WHAT YOU WILL DO:
Could the whole of the data below be written out verbatim?

PROVIDED RECORDS:
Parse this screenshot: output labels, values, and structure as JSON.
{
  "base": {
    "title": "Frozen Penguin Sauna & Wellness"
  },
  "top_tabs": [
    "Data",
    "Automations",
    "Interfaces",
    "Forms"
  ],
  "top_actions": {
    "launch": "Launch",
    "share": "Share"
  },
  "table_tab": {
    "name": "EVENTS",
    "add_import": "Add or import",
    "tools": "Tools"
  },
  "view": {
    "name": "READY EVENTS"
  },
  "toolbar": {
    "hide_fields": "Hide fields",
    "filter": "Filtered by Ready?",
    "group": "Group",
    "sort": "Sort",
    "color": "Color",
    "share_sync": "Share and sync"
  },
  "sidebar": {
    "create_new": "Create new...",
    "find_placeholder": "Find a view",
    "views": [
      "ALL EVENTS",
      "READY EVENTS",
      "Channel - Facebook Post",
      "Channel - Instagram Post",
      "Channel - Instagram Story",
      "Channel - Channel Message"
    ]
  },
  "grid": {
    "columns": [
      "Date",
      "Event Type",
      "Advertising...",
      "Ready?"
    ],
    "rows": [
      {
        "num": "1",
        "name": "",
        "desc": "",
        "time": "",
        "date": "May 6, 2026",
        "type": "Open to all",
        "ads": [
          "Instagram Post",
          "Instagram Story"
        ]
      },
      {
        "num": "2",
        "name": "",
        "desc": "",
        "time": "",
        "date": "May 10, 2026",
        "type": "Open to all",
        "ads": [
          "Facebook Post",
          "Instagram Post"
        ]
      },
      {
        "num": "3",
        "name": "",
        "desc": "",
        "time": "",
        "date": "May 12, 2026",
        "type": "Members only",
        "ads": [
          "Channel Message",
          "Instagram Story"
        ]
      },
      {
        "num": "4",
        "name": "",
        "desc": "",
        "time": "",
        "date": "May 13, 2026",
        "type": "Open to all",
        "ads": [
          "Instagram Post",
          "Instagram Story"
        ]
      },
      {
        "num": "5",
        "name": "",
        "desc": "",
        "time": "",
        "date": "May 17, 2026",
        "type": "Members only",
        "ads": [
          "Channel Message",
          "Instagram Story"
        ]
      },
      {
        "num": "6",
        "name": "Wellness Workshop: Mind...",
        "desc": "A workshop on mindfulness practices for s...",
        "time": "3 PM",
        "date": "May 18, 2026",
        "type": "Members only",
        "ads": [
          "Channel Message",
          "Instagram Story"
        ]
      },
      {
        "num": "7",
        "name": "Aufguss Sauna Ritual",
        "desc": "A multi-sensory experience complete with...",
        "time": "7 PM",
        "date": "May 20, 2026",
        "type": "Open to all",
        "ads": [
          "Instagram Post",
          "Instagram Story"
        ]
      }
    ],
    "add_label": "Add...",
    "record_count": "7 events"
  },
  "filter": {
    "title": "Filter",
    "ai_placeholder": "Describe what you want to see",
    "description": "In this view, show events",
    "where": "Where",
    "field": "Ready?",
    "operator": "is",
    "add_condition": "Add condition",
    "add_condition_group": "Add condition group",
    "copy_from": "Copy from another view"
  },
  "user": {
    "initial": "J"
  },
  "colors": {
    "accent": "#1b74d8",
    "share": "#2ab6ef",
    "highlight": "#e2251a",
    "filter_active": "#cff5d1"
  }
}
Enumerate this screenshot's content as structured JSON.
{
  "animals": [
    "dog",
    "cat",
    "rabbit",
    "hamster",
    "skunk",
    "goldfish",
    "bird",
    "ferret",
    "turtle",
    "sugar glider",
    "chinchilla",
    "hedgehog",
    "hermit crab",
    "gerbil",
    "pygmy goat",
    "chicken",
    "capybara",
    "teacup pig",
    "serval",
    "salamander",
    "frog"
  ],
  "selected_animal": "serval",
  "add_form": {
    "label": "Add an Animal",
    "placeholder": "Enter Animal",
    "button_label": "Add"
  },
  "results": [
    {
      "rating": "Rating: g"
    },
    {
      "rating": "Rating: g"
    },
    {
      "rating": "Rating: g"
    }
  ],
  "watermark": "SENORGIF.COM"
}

RESULT FOR THIS EXERCISE:
Parse this screenshot: output labels, values, and structure as JSON.
{
  "base": {
    "title": "Frozen Penguin Sauna & Wellness"
  },
  "top_tabs": [
    "Data",
    "Automations",
    "Interfaces",
    "Forms"
  ],
  "top_actions": {
    "launch": "Launch",
    "share": "Share"
  },
  "table_tab": {
    "name": "EVENTS",
    "add_import": "Add or import",
    "tools": "Tools"
  },
  "view": {
    "name": "READY EVENTS"
  },
  "toolbar": {
    "hide_fields": "Hide fields",
    "filter": "Filtered by Ready?",
    "group": "Group",
    "sort": "Sort",
    "color": "Color",
    "share_sync": "Share and sync"
  },
  "sidebar": {
    "create_new": "Create new...",
    "find_placeholder": "Find a view",
    "views": [
      "ALL EVENTS",
      "READY EVENTS",
      "Channel - Facebook Post",
      "Channel - Instagram Post",
      "Channel - Instagram Story",
      "Channel - Channel Message"
    ]
  },
  "grid": {
    "columns": [
      "Date",
      "Event Type",
      "Advertising...",
      "Ready?"
    ],
    "rows": [
      {
        "num": "1",
        "name": "",
        "desc": "",
        "time": "",
        "date": "May 6, 2026",
        "type": "Open to all",
        "ads": [
          "Instagram Post",
          "Instagram Story"
        ]
      },
      {
        "num": "2",
        "name": "",
        "desc": "",
        "time": "",
        "date": "May 10, 2026",
        "type": "Open to all",
        "ads": [
          "Facebook Post",
          "Instagram Post"
        ]
      },
      {
        "num": "3",
        "name": "",
        "desc": "",
        "time": "",
        "date": "May 12, 2026",
        "type": "Members only",
        "ads": [
          "Channel Message",
          "Instagram Story"
        ]
      },
      {
        "num": "4",
        "name": "",
        "desc": "",
        "time": "",
        "date": "May 13, 2026",
        "type": "Open to all",
        "ads": [
          "Instagram Post",
          "Instagram Story"
        ]
      },
      {
        "num": "5",
        "name": "",
        "desc": "",
        "time": "",
        "date": "May 17, 2026",
        "type": "Members only",
        "ads": [
          "Channel Message",
          "Instagram Story"
        ]
      },
      {
        "num": "6",
        "name": "Wellness Workshop: Mind...",
        "desc": "A workshop on mindfulness practices for s...",
        "time": "3 PM",
        "date": "May 18, 2026",
        "type": "Members only",
        "ads": [
          "Channel Message",
          "Instagram Story"
        ]
      },
      {
        "num": "7",
        "name": "Aufguss Sauna Ritual",
        "desc": "A multi-sensory experience complete with...",
        "time": "7 PM",
        "date": "May 20, 2026",
        "type": "Open to all",
        "ads": [
          "Instagram Post",
          "Instagram Story"
        ]
      }
    ],
    "add_label": "Add...",
    "record_count": "7 events"
  },
  "filter": {
    "title": "Filter",
    "ai_placeholder": "Describe what you want to see",
    "description": "In this view, show events",
    "where": "Where",
    "field": "Ready?",
    "operator": "is",
    "add_condition": "Add condition",
    "add_condition_group": "Add condition group",
    "copy_from": "Copy from another view"
  },
  "user": {
    "initial": "J"
  },
  "colors": {
    "accent": "#1b74d8",
    "share": "#2ab6ef",
    "highlight": "#e2251a",
    "filter_active": "#cff5d1"
  }
}
Enumerate this screenshot's content as structured JSON.
{
  "animals": [
    "dog",
    "cat",
    "rabbit",
    "hamster",
    "skunk",
    "goldfish",
    "bird",
    "ferret",
    "turtle",
    "sugar glider",
    "chinchilla",
    "hedgehog",
    "hermit crab",
    "gerbil",
    "pygmy goat",
    "chicken",
    "capybara",
    "teacup pig",
    "serval",
    "salamander",
    "frog"
  ],
  "selected_animal": "serval",
  "add_form": {
    "label": "Add an Animal",
    "placeholder": "Enter Animal",
    "button_label": "Add"
  },
  "results": [
    {
      "rating": "Rating: g"
    },
    {
      "rating": "Rating: g"
    },
    {
      "rating": "Rating: g"
    }
  ],
  "watermark": "SENORGIF.COM"
}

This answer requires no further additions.